Other literary forms
James Jones published one much underrated collection of short fiction, The Ice-Cream Headache, and Other Stories, in 1968. Despite the excellence of several of these stories, he did not return to short fiction, primarily because of the difficulty of writing openly about sex in mass circulation magazines. He wrote two book-length works of nonfiction, Viet Journal (1974) and WWII (1975). The first is an account of Jones’s experiences and observations while a war correspondent in Vietnam.

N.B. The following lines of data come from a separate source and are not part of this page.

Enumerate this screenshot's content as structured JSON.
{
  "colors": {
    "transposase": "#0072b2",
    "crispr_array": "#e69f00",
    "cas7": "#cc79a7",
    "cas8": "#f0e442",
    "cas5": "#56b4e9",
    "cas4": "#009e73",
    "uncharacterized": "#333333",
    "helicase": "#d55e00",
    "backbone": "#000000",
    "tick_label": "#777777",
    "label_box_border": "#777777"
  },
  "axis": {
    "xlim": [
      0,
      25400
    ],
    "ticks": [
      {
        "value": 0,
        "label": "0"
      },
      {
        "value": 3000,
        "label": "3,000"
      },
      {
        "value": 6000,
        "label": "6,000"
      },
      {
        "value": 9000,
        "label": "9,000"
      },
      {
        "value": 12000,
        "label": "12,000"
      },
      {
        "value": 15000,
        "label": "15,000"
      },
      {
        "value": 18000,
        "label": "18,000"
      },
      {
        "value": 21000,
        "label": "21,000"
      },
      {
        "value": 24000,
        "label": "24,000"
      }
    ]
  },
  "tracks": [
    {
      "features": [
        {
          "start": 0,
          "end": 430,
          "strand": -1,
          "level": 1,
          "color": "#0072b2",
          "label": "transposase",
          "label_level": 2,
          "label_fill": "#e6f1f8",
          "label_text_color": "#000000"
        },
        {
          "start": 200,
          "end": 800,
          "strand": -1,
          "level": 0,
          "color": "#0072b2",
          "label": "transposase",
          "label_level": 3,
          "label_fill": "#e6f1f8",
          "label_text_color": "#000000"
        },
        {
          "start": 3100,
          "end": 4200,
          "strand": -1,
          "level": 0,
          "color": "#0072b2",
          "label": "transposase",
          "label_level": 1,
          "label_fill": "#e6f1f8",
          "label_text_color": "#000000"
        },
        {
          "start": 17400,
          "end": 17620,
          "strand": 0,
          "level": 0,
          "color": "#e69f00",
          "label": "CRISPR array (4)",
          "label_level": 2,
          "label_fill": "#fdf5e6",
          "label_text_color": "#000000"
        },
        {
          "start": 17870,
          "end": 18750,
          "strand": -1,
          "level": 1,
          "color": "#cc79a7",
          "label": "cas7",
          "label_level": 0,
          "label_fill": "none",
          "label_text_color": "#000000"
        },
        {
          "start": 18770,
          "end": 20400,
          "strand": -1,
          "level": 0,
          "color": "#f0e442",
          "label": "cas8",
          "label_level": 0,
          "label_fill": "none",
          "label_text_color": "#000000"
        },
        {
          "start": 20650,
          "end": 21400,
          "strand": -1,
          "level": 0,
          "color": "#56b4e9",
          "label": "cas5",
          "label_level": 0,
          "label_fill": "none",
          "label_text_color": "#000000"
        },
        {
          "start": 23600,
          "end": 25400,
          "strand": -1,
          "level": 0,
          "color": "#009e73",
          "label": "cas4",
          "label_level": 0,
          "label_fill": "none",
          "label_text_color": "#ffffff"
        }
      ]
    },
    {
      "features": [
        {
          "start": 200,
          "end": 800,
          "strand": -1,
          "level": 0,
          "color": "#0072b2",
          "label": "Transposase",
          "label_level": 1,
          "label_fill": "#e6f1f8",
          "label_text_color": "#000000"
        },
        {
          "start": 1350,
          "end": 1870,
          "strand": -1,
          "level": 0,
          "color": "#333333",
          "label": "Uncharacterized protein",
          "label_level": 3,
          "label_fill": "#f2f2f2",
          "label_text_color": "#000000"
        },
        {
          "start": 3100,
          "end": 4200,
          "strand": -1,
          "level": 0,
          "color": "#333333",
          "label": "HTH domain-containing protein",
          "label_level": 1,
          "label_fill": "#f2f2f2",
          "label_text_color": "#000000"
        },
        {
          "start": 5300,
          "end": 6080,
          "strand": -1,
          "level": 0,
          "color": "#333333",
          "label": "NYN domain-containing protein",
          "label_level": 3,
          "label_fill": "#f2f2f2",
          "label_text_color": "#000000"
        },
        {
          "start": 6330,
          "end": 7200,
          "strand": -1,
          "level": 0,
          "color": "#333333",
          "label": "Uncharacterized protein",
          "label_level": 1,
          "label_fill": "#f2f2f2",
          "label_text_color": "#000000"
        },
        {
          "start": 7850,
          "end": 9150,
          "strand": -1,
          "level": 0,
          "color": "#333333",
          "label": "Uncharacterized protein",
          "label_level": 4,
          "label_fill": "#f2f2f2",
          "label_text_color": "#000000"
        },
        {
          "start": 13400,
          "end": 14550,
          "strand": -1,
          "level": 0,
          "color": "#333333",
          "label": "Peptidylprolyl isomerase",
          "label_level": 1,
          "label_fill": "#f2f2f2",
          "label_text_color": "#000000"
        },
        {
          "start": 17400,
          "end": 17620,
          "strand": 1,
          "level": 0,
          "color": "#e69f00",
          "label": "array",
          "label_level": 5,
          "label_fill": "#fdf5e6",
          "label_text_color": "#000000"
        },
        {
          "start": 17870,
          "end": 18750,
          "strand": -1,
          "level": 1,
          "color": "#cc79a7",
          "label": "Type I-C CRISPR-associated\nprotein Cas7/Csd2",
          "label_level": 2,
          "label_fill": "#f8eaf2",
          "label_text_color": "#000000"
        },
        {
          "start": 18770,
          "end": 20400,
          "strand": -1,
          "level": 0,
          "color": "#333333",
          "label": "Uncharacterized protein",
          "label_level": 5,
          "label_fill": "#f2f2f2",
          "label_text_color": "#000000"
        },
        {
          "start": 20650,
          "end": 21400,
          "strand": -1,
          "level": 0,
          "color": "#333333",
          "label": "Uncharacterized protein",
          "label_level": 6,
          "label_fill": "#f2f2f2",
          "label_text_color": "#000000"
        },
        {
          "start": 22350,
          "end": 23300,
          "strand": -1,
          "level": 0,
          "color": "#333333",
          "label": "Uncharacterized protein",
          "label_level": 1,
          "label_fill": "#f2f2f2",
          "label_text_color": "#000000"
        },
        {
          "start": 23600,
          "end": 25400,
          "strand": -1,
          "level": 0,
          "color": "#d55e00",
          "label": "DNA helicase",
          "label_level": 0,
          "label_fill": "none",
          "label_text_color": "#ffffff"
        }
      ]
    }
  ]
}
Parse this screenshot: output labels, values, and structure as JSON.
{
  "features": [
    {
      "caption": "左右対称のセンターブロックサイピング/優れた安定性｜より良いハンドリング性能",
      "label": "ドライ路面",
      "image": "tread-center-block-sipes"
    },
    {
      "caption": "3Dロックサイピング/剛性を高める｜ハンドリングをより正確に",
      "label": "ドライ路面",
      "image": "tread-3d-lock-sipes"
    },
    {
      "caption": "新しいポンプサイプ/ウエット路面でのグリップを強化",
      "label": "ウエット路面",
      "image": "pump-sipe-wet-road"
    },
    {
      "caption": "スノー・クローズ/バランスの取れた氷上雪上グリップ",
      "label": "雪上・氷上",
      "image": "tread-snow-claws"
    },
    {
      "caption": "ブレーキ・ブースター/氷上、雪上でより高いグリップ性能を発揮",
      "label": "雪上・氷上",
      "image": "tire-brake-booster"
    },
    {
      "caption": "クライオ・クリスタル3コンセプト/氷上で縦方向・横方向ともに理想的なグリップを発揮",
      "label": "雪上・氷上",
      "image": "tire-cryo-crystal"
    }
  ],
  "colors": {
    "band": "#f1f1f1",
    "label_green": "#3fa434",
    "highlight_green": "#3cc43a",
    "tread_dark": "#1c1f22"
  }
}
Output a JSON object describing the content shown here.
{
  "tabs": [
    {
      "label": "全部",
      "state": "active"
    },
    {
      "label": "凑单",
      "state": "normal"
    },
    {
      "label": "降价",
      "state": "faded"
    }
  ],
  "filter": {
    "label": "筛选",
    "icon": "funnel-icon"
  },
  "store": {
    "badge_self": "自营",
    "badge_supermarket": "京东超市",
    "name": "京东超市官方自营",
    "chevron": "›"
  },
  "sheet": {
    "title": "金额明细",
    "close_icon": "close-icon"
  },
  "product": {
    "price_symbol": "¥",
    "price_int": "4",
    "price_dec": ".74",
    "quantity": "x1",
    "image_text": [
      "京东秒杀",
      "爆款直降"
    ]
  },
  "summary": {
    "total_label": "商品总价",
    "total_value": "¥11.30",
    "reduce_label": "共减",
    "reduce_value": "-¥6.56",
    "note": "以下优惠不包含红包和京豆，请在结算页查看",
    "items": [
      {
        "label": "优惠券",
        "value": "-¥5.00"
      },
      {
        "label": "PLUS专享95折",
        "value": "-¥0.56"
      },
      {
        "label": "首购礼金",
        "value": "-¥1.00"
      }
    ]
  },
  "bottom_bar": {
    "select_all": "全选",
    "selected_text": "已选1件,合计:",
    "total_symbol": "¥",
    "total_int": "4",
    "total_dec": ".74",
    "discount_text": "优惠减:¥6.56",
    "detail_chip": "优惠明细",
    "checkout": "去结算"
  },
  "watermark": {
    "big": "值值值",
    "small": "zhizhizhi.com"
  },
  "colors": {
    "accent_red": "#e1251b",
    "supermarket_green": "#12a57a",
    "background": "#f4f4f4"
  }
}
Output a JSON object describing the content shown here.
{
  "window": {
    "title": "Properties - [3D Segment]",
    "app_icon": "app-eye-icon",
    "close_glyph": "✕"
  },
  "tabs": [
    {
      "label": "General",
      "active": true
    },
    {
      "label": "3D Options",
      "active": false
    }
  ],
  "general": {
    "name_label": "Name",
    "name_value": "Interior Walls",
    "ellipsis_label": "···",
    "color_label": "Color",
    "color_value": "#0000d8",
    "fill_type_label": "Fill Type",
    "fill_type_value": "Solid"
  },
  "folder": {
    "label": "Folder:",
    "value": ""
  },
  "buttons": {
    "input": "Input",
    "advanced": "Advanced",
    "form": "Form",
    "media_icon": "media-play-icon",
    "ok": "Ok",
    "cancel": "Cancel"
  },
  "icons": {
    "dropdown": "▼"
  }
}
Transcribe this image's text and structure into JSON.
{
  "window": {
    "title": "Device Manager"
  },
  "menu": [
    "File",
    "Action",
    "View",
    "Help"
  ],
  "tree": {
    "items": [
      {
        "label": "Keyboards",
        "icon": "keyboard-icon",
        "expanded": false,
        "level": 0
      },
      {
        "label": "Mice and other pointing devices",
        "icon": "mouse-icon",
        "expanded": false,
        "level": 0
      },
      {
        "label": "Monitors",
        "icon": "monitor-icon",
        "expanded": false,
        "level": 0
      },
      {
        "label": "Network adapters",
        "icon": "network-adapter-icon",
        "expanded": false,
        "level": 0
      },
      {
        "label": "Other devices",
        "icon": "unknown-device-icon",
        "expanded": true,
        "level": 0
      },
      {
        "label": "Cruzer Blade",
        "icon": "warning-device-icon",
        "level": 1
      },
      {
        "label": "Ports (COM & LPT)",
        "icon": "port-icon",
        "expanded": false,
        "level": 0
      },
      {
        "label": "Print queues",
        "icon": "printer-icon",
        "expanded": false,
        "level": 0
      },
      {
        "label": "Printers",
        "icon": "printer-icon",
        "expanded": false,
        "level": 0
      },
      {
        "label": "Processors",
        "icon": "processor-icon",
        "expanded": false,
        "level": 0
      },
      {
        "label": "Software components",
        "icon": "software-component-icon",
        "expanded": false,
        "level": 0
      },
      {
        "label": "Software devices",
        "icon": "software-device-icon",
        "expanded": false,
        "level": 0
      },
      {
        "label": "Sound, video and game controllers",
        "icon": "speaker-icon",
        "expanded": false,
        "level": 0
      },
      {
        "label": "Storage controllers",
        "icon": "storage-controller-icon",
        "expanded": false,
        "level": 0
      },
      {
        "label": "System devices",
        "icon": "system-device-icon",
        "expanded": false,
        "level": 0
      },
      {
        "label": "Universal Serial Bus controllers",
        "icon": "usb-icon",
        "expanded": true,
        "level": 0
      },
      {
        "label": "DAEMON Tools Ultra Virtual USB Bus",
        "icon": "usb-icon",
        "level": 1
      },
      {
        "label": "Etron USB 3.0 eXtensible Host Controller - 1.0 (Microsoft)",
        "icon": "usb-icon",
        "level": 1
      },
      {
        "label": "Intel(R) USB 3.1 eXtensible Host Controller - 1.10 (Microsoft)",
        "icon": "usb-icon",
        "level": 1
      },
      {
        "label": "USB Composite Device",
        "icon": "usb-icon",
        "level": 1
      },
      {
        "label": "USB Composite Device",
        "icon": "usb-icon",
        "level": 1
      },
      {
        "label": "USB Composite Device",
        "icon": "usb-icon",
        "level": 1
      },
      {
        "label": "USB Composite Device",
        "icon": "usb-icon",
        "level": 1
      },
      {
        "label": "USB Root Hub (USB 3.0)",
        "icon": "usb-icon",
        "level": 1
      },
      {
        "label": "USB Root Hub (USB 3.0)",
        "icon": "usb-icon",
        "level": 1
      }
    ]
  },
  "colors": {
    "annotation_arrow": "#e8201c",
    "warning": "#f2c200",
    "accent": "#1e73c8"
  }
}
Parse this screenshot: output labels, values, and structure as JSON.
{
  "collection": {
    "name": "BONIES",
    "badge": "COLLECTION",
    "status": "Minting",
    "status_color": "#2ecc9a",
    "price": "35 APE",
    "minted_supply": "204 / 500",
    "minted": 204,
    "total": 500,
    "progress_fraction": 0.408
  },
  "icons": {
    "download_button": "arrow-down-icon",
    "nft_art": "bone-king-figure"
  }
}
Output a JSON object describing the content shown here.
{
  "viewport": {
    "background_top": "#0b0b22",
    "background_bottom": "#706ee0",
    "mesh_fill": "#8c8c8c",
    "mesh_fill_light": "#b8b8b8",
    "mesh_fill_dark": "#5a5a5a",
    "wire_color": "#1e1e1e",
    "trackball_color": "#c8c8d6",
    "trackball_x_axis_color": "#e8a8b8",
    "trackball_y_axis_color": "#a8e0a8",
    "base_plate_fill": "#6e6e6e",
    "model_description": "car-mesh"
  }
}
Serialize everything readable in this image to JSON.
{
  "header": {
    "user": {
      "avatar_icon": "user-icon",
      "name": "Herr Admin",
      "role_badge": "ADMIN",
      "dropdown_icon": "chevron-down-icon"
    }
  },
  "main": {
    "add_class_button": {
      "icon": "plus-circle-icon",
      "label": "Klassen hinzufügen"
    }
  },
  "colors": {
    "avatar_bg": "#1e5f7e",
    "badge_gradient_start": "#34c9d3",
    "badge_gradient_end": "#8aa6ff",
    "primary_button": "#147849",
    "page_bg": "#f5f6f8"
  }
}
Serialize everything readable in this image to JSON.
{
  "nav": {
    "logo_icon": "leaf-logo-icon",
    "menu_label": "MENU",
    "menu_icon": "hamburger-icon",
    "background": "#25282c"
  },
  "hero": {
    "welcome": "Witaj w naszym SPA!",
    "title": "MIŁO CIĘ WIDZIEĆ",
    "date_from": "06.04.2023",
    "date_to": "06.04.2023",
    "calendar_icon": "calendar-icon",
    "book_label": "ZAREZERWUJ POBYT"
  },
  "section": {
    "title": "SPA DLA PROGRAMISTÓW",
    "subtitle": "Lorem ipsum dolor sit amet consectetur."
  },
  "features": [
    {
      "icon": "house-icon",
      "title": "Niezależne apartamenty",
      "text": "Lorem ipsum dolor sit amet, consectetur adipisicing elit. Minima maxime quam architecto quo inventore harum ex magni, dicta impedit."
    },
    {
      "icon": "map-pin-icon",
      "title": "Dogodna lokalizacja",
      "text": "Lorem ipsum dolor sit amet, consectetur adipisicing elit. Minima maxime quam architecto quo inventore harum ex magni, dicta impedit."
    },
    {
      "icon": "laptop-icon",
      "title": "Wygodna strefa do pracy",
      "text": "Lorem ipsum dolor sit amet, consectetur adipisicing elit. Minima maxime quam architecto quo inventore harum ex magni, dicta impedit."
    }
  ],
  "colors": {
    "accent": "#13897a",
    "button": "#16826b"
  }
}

WWII, a much more important work, is an analysis of the graphic art produced during World War II. The book contains some of Jones’s finest writing, as well as an extended analysis of the central concept underlying his best fiction: “the evolution of a soldier.” Jones also contributed essays to Esquire, Harper’s, and The Saturday Evening Post, among other magazines; the subject matter of these pieces ranges widely, from theories of fiction to skin diving.